THE BLOG

This Election, Let's Talk About the Public Good

07/08/2015 05:36 EDT | Updated 07/08/2016 05:59 EDT
CP

It's been a while, but I've been thinking about the importance of civility as we ramp up for a fall election.

I know, I know -- it's a bourgeois notion, shot through with elements of class and privilege and advantages not everyone has, but at its heart, isn't it really about treating each other with simple decency?

Hands up all those who think that's a hallmark of public conversation these days. It's tempting, of course, to lay it all at the feet of the Harper government and see contemporary events in that context:

But this revived interest in civility plays into a larger notion than the shortcomings of the current government. Frequently, I'm on about the meanings of words such as "conservative" and "progressive," but today it's not about labels or definitions or parsing or semantics, but rather about what makes us better versus what diminishes us.

I'm not about to list the myriad illustrations of the Harper government's disdain for the public interest once again. That's been done, comprehensively, more than once, and it's not what we're here for today. No, our purpose is more fundamental, and it is this: what is government here for?

Back to the notion of the Public Good. Because that, more than anything else, is the business of government -- and of governance. The cultivation of the greatest good for the greatest number. The nurturing of a healthy and self-sustaining public sphere.

For that conversation to happen, however, we need to speak the same language, so let's return to first principles and define our terms. By public sphere I'm not speaking merely of public institutions or the apparatus of governance or regulation, nor am I defining it in narrow binary terms in mere contrast to the private sector. (In so doing, I'm also pushing back against a decades-old impulse to reduce everything to the most simple and simplistic possible terms, but that's another argument.) The public sphere, as I speak of it, encompasses far more -- not just institutions, but the space wherein we interact with those institutions, and with one another. It is the realm wherein we function as citizens, as people with responsibilities to our fellow citizens and to our society at large. It is where civic engagement happens.
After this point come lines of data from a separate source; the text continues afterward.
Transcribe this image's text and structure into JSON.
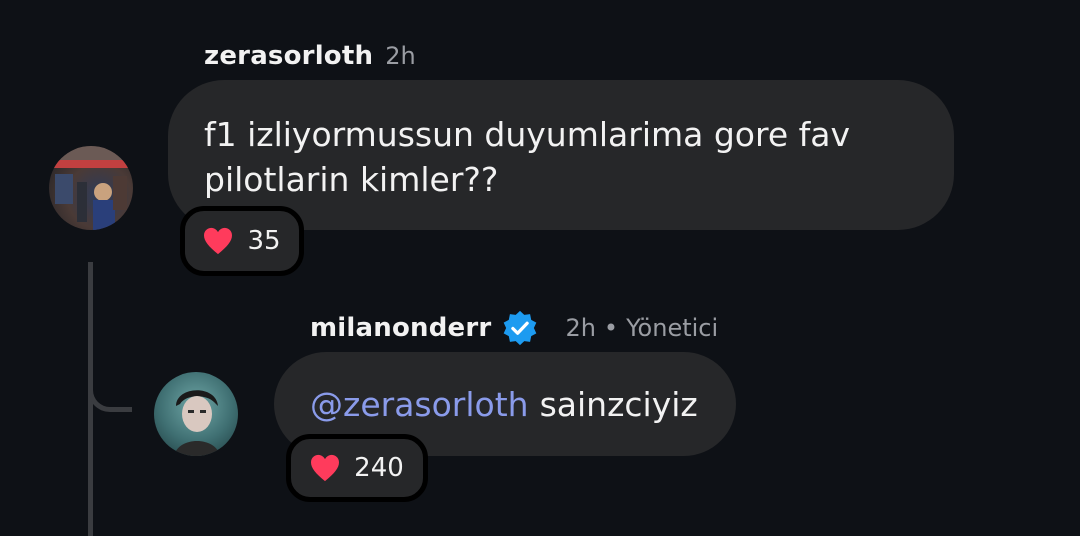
{
  "comments": [
    {
      "username": "zerasorloth",
      "time": "2h",
      "text": "f1 izliyormussun duyumlarima gore fav pilotlarin kimler??",
      "text_line1": "f1 izliyormussun duyumlarima gore fav",
      "text_line2": "pilotlarin kimler??",
      "reaction_count": "35"
    },
    {
      "username": "milanonderr",
      "verified": true,
      "time": "2h",
      "separator": "•",
      "role": "Yönetici",
      "mention": "@zerasorloth",
      "text": "sainzciyiz",
      "reaction_count": "240"
    }
  ],
  "colors": {
    "background": "#0e1116",
    "bubble": "#262729",
    "mention": "#8a9bea",
    "verified": "#1d9bf0",
    "heart": "#ff3b5c"
  },
  "icons": [
    "heart-icon",
    "verified-badge-icon"
  ]
}
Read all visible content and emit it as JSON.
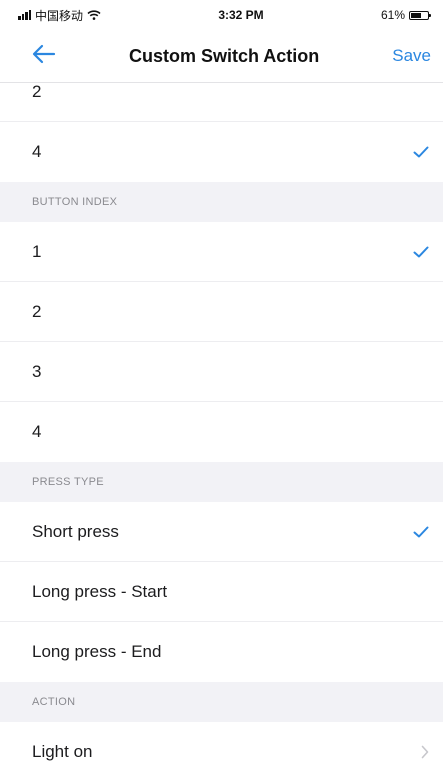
{
  "status_bar": {
    "carrier": "中国移动",
    "time": "3:32 PM",
    "battery": "61%",
    "battery_level": 0.61
  },
  "nav": {
    "title": "Custom Switch Action",
    "save_label": "Save"
  },
  "colors": {
    "accent": "#2b87e0",
    "section_bg": "#f2f2f6",
    "section_text": "#8a8a8f"
  },
  "top_list": [
    {
      "label": "2",
      "checked": false
    },
    {
      "label": "4",
      "checked": true
    }
  ],
  "button_index": {
    "header": "BUTTON INDEX",
    "items": [
      {
        "label": "1",
        "checked": true
      },
      {
        "label": "2",
        "checked": false
      },
      {
        "label": "3",
        "checked": false
      },
      {
        "label": "4",
        "checked": false
      }
    ]
  },
  "press_type": {
    "header": "PRESS TYPE",
    "items": [
      {
        "label": "Short press",
        "checked": true
      },
      {
        "label": "Long press - Start",
        "checked": false
      },
      {
        "label": "Long press - End",
        "checked": false
      }
    ]
  },
  "action": {
    "header": "ACTION",
    "items": [
      {
        "label": "Light on",
        "icon": "chevron-right-icon"
      }
    ]
  }
}
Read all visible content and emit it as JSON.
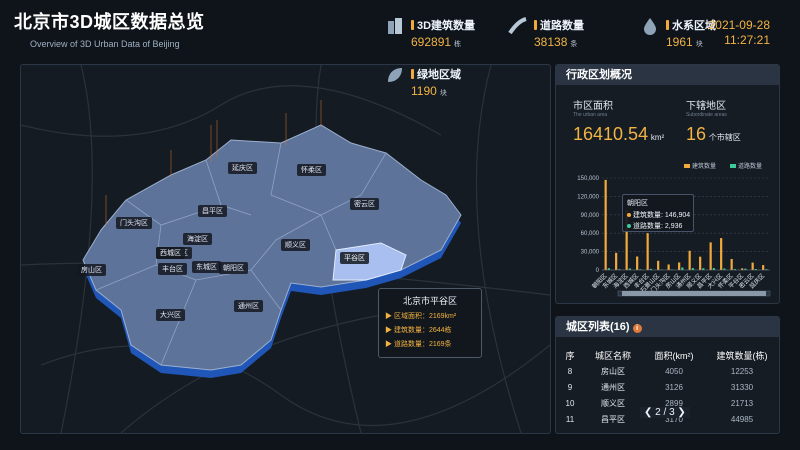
{
  "header": {
    "title": "北京市3D城区数据总览",
    "subtitle": "Overview of 3D Urban Data of Beijing"
  },
  "stats": [
    {
      "label": "3D建筑数量",
      "value": "692891",
      "unit": "栋"
    },
    {
      "label": "道路数量",
      "value": "38138",
      "unit": "条"
    },
    {
      "label": "水系区域",
      "value": "1961",
      "unit": "块"
    },
    {
      "label": "绿地区域",
      "value": "1190",
      "unit": "块"
    }
  ],
  "datetime": {
    "date": "2021-09-28",
    "time": "11:27:21"
  },
  "map": {
    "districts": [
      "延庆区",
      "怀柔区",
      "密云区",
      "昌平区",
      "门头沟区",
      "海淀区",
      "顺义区",
      "平谷区",
      "石景山区",
      "丰台区",
      "朝阳区",
      "东城区",
      "西城区",
      "房山区",
      "大兴区",
      "通州区"
    ],
    "highlighted": "平谷区",
    "tooltip": {
      "title": "北京市平谷区",
      "rows": [
        "区域面积：2169km²",
        "建筑数量：2644栋",
        "道路数量：2169条"
      ]
    }
  },
  "admin_panel": {
    "title": "行政区划概况",
    "area_label": "市区面积",
    "area_sub": "The urban area",
    "area_value": "16410.54",
    "area_unit": "km²",
    "districts_label": "下辖地区",
    "districts_sub": "Subordinate areas",
    "districts_value": "16",
    "districts_unit": "个市辖区",
    "tooltip": {
      "title": "朝阳区",
      "rows": [
        "建筑数量: 146,904",
        "道路数量: 2,936"
      ]
    }
  },
  "chart_data": {
    "type": "bar",
    "categories": [
      "朝阳区",
      "东城区",
      "海淀区",
      "西城区",
      "丰台区",
      "石景山区",
      "门头沟区",
      "房山区",
      "通州区",
      "顺义区",
      "昌平区",
      "大兴区",
      "怀柔区",
      "平谷区",
      "密云区",
      "延庆区"
    ],
    "series": [
      {
        "name": "建筑数量",
        "color": "#f2a93b",
        "values": [
          146904,
          28000,
          98000,
          22000,
          60000,
          15000,
          9000,
          12253,
          31330,
          21713,
          44985,
          52000,
          18000,
          2644,
          12000,
          8000
        ]
      },
      {
        "name": "道路数量",
        "color": "#3fc99a",
        "values": [
          2936,
          1200,
          2500,
          1100,
          1800,
          700,
          800,
          4050,
          3126,
          2899,
          3170,
          2400,
          1500,
          2169,
          1600,
          1300
        ]
      }
    ],
    "yticks": [
      "0",
      "30,000",
      "60,000",
      "90,000",
      "120,000",
      "150,000"
    ],
    "ylim": [
      0,
      150000
    ],
    "legend": "top-right"
  },
  "district_table": {
    "title": "城区列表(16)",
    "columns": [
      "序",
      "城区名称",
      "面积(km²)",
      "建筑数量(栋)"
    ],
    "rows": [
      [
        "8",
        "房山区",
        "4050",
        "12253"
      ],
      [
        "9",
        "通州区",
        "3126",
        "31330"
      ],
      [
        "10",
        "顺义区",
        "2899",
        "21713"
      ],
      [
        "11",
        "昌平区",
        "3170",
        "44985"
      ]
    ],
    "pager": "2 / 3"
  }
}
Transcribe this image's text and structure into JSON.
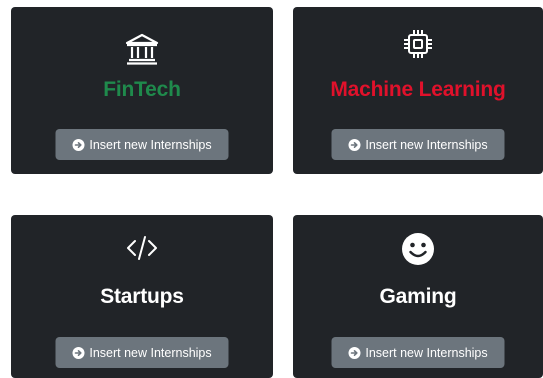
{
  "colors": {
    "card_bg": "#212428",
    "button_bg": "#6c757d",
    "fintech_title": "#1f8a4c",
    "ml_title": "#e0112b",
    "default_title": "#ffffff"
  },
  "cards": [
    {
      "icon": "bank-icon",
      "title": "FinTech",
      "button_label": "Insert new Internships"
    },
    {
      "icon": "chip-icon",
      "title": "Machine Learning",
      "button_label": "Insert new Internships"
    },
    {
      "icon": "code-icon",
      "title": "Startups",
      "button_label": "Insert new Internships"
    },
    {
      "icon": "smiley-icon",
      "title": "Gaming",
      "button_label": "Insert new Internships"
    }
  ]
}
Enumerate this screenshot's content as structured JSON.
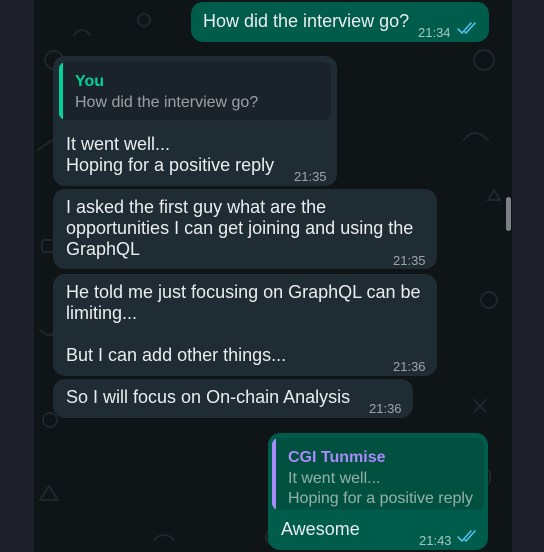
{
  "colors": {
    "incoming_bubble": "#202c33",
    "outgoing_bubble": "#005c4b",
    "chat_background": "#0f1417",
    "read_ticks": "#53bdeb",
    "quote_you_accent": "#06cf9c",
    "quote_contact_accent": "#a78bfa"
  },
  "messages": [
    {
      "direction": "outgoing",
      "text": "How did the interview go?",
      "time": "21:34",
      "status": "read"
    },
    {
      "direction": "incoming",
      "quote": {
        "author": "You",
        "text": "How did the interview go?"
      },
      "text": "It went well...\nHoping for a positive reply",
      "time": "21:35"
    },
    {
      "direction": "incoming",
      "text": "I asked the first guy what are the\nopportunities I can get joining and using the\nGraphQL",
      "time": "21:35"
    },
    {
      "direction": "incoming",
      "text": "He told me just focusing on GraphQL can be\nlimiting...\n\nBut I can add other things...",
      "time": "21:36"
    },
    {
      "direction": "incoming",
      "text": "So I will focus on On-chain Analysis",
      "time": "21:36"
    },
    {
      "direction": "outgoing",
      "quote": {
        "author": "CGI Tunmise",
        "text": "It went well...\nHoping for a positive reply"
      },
      "text": "Awesome",
      "time": "21:43",
      "status": "read"
    }
  ]
}
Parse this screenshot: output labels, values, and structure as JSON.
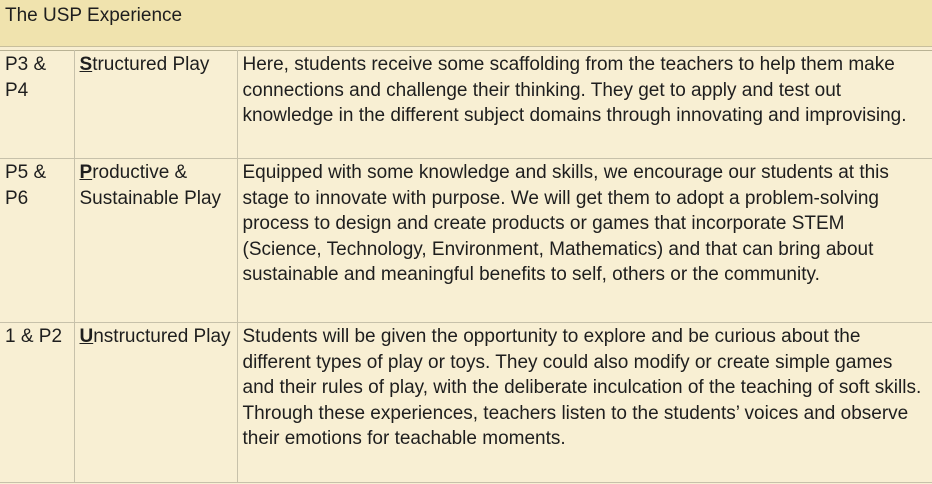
{
  "header": {
    "title": "The USP Experience"
  },
  "rows": [
    {
      "level": "P3 & P4",
      "initial": "S",
      "play_rest": "tructured Play",
      "description": "Here, students receive some scaffolding from the teachers to help them make connections and challenge their thinking. They get to apply and test out knowledge in the different subject domains through innovating and improvising."
    },
    {
      "level": "P5 & P6",
      "initial": "P",
      "play_rest": "roductive & Sustainable Play",
      "description": "Equipped with some knowledge and skills, we encourage our students at this stage to innovate with purpose. We will get them to adopt a problem-solving process to design and create products or games that incorporate STEM (Science, Technology, Environment, Mathematics) and that can bring about sustainable and meaningful benefits to self, others or the community."
    },
    {
      "level": "1 & P2",
      "initial": "U",
      "play_rest": "nstructured Play",
      "description": "Students will be given the opportunity to explore and be curious about the different types of play or toys. They could also modify or create simple games and their rules of play, with the deliberate inculcation of the teaching of soft skills. Through these experiences, teachers listen to the students’ voices and observe their emotions for teachable moments."
    }
  ]
}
Isn't it everyone's interest, then, to ensure that it is properly resourced and treated with respect? What is the point of having a public sphere otherwise?

Think of it as analogous to the environment. When we allow air and water to be fouled by private actors with their own agenda -- profit, power, or otherwise -- the community suffers. That which we have in common is diminished. Whether it's industrial emissions, or lies and malevolent divisive bullshit, narrow interests benefit at the expense of everyone else.

You'd think this would be self-evident, but a lot's been invested in convincing people otherwise. Divisive nonsense like market propaganda, or profit maximization, or reducing regulation to allow private actors unfettered freedom, or whatever. As if allowing entities with huge aggregations of power and money to do whatever they like is inevitably going to produce the greatest possible benefit. Surely history's taught us otherwise.

There's more -- critical thinking, civic engagement, respect for the meanings of words, the role of government, the language of the market, but the overarching theme here is, or ought to be, the common good.

As we head into a federal election this fall, then, can't we resolve to make this our touchstone? To the extent that we hear coherent positioning and messaging from any of the contenders, let's ask ourselves:

Will this enhance the public good?

Will this build a sense of community, of common purpose, of commitment to the greater good?

Divided against each other and manipulated, or resolved to combine our efforts?

I know which way I'd go.

MORE ON HUFFPOST:

How Much Harper & Top Tories Have Aged